John Lennon of The Beatles didn’t endear himself to Christians in 1966 when he made his infamous comment that The Beatles were, “More popular than God.” Christians everywhere added to the air pollution as they burned their vinyl Beatles records. It was a comment taken out of context and judging from The Beatles’ lasting influence and the decline in the Christian church, he might have been correct.
My generation, the latter-day Boomers who are the standard bearers, along with the Gen Xers they produced, for the “our off springs are turning to Satanism” group. I find such comments humorous. I remember the heat we took for growing our hair long, platform shoes, miniskirts, hot pants, and go-go boots…the Devil’s weed, “Make love not war” and “the summer of love.” Yes, Satan was behind our every move, I guess. Now we do what our previous generations did, point and cry out, “You are going to hell and your music is taking you there.”
I do think we had cooler cars with better music blasting from our AM radios or eight tracks. We dressed cooler with our bell bottoms and flowery shirts with long, pointy collars or Nehru jackets. Grandma before she was Grandma looked great without a bra on under her sweater and in her miniskirt and boots, a Salem 100 held between lips or fingers featuring bright red lacquered fingernails and lipstick. Red, the color of the Devil, right Sam? Right Rihanna? The devil dressed us too, I know our parents believed it.
Those horrible dances we did…unscripted like Pagan fertility dances…some of which were successful, and I wonder how many Gen Xers were conceived in the back seats of cars listening to Chicago Transits’ “Memory of the Coming Good” or Percy Sledge’s “When a Man Loves a Woman?”
Remember the angel and devil scene from Animal House? I had a few of those conversations, the angelic voice on one shoulder was usually drowned out by the devil’s on the other. Some of my escapades didn’t hold up well in the light of day but at the time….
I don’t think my music and the performances of the day took me down the primrose path to destruction. They simply made me hard of hearing.

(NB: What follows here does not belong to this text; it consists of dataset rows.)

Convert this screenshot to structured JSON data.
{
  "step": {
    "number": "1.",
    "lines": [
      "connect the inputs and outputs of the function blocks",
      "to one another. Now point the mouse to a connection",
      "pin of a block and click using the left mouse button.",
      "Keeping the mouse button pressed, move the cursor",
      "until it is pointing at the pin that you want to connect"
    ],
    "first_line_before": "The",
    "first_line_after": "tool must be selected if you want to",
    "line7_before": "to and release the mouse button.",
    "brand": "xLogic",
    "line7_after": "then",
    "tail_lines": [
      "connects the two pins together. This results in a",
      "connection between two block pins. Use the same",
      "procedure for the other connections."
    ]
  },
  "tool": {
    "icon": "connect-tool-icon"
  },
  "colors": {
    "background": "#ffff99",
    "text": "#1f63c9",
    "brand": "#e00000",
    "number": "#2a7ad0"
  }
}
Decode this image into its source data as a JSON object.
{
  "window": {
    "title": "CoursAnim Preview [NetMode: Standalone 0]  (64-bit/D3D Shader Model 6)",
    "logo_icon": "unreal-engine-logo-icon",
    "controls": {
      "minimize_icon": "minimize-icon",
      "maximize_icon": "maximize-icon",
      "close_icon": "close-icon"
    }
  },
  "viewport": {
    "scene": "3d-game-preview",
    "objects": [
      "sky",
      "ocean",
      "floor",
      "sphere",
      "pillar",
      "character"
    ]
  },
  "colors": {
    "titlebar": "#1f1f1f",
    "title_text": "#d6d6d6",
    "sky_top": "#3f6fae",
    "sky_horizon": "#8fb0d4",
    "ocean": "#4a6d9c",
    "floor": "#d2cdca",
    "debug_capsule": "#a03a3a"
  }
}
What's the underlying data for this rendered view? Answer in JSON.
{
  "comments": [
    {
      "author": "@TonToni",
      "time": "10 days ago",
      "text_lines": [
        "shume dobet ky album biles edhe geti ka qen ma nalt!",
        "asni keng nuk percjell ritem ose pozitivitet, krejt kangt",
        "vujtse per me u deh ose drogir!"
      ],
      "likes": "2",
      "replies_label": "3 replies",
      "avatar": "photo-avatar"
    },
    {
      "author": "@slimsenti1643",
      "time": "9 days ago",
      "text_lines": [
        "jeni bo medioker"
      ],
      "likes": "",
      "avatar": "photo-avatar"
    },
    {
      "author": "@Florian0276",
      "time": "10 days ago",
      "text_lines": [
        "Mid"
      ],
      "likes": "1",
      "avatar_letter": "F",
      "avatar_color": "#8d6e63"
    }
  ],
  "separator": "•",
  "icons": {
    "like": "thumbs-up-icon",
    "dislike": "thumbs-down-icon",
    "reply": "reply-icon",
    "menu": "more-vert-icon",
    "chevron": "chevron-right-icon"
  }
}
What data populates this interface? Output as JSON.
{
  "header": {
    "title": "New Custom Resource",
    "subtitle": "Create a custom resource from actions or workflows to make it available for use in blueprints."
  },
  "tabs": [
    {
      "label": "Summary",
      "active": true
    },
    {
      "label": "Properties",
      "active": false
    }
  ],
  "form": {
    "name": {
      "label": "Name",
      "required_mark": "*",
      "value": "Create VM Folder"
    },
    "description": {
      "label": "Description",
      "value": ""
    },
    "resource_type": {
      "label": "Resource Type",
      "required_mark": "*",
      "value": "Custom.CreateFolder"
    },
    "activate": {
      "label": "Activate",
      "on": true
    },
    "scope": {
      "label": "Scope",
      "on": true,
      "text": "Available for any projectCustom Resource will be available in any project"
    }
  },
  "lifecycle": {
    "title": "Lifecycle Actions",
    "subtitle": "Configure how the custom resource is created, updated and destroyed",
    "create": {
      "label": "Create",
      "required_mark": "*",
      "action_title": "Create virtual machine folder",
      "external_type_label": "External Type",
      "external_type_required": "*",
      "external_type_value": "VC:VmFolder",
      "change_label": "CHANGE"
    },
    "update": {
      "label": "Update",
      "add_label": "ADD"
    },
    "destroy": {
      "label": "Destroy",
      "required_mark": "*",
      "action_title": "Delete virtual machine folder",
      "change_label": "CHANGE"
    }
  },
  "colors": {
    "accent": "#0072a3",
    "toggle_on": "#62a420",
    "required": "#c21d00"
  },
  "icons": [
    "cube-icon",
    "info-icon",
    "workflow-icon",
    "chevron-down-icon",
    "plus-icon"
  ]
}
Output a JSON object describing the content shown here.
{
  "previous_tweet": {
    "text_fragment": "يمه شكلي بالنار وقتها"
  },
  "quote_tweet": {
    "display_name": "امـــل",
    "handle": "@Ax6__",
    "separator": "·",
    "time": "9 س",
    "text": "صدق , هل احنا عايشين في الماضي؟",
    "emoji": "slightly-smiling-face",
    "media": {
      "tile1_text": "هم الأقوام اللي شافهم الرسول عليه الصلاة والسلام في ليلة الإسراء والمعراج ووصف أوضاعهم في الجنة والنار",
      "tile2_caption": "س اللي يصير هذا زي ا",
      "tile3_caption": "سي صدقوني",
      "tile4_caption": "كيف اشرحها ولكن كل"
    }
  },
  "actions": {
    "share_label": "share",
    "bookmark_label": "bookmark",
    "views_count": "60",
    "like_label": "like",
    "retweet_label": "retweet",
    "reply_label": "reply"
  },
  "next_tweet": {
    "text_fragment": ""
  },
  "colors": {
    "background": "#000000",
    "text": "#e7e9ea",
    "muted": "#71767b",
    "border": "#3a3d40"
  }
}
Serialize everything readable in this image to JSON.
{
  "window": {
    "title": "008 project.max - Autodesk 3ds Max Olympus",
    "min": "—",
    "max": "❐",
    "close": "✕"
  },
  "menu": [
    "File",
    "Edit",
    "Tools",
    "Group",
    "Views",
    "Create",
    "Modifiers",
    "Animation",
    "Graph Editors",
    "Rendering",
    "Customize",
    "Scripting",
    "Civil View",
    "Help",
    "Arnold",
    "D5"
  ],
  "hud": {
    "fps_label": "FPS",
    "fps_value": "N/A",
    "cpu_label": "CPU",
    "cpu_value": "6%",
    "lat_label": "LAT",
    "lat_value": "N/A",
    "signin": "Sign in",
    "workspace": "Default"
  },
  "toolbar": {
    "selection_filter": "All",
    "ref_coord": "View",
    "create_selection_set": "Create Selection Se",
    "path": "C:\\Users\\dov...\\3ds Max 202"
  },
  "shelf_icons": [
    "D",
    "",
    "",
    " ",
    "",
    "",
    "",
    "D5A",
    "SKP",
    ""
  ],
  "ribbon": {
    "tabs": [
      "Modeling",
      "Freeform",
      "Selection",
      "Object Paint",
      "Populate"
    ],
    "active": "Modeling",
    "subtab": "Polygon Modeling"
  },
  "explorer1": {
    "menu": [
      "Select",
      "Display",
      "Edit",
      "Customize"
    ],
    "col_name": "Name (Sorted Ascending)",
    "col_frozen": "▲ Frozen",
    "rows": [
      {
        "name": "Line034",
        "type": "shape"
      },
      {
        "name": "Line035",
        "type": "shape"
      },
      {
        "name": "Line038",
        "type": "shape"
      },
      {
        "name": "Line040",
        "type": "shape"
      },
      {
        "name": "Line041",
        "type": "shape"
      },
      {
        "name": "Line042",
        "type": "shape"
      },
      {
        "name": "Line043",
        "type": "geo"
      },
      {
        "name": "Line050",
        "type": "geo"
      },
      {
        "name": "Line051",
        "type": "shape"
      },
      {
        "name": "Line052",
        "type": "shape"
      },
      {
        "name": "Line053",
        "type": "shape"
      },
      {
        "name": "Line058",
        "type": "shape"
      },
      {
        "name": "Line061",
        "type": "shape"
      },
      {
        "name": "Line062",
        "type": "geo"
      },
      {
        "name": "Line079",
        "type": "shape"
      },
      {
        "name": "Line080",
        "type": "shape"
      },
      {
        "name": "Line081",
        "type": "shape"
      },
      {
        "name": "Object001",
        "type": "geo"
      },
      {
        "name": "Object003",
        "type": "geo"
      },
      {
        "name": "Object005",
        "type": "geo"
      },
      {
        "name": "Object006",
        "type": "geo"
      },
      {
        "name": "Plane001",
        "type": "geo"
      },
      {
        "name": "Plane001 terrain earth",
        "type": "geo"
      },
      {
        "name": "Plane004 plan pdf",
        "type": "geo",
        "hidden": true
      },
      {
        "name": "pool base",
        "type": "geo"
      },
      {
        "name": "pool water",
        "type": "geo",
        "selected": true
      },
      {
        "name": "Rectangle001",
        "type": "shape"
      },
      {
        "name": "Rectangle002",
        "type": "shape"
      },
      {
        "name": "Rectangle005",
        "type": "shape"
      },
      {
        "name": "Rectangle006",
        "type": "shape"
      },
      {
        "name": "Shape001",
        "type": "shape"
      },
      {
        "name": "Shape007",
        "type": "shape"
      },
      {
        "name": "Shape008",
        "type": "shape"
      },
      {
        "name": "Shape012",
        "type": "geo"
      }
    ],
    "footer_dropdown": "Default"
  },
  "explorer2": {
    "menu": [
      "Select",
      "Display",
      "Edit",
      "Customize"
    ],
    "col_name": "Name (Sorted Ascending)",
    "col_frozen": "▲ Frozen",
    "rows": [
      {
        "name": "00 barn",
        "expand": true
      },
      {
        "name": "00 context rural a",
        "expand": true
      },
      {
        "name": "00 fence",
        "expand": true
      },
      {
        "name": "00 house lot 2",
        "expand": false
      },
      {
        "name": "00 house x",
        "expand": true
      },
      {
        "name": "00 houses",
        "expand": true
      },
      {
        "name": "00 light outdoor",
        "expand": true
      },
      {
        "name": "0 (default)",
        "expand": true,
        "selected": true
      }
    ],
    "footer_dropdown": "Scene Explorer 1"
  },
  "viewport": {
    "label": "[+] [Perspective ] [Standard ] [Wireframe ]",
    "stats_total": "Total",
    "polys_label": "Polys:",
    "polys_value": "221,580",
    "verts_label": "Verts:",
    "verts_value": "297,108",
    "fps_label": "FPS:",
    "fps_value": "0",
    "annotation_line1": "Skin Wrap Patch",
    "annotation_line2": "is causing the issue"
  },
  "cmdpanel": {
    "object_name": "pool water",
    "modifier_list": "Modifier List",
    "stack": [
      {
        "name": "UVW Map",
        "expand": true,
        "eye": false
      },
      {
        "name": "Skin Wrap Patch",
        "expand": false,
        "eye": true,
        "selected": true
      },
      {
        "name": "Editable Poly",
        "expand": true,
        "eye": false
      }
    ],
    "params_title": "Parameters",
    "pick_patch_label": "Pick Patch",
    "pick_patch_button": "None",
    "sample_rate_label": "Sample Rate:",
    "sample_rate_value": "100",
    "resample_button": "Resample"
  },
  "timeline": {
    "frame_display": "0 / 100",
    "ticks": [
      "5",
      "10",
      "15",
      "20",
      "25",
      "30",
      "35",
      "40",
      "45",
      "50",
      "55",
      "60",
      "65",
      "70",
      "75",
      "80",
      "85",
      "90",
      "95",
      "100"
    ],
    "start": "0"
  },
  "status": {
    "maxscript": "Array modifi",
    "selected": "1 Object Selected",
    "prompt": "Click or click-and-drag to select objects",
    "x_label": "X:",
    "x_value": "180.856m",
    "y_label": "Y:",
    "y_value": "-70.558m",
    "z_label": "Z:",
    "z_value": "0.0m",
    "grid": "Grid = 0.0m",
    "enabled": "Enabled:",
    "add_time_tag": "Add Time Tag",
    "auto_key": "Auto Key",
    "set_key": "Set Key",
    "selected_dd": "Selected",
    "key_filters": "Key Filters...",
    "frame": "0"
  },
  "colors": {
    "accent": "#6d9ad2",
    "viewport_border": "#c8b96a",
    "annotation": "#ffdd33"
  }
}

I don’t think Satan had much to do with it. Satan is more about punishment and the evil and temptation he punishes comes from within us.
Generations of young people have wanted to explore the secular world and have run afoul of societal norms written by the previous generations. Is that a sin? Maybe but again, I believe Satan has little to do with it. It is too easy to blame our evils on the Devil and not on ourselves
There “would be hell to pay when he got home. But the devil was in the back seat, keeping time to the music, and hell was a long way up the road. — T.C. Boyle
From 1968, a bit of my own Devil’s Music
Don Miller writes at https://l.facebook.com/l.php?u=http%3A%2F%2Famazon.com%2Fauthor%2Fcigarman501%3Ffbclid%3DIwAR1tgjq5rieg3xT9P8sXpjmjtFvzyIbFO720vp2Mz92TDSp1MxyErONZwOA&h=AT0Nf5rzG7Hx_ZPo_ty1cKqJ6SGltRu7IY-Jnw-wg___W5vdYUSezDC7BJE_g_xUfqUDzy_a-i6RGmKwlZkcZ4rUqe3qZkbC2AZDJnH3niSQNdKFPtitUgkJcTo9PLA_y1fJ8NbdkqLNqLg_YDQPFQ
His latest novel is “Thunder Along the Copperhead”, a depression era historical romance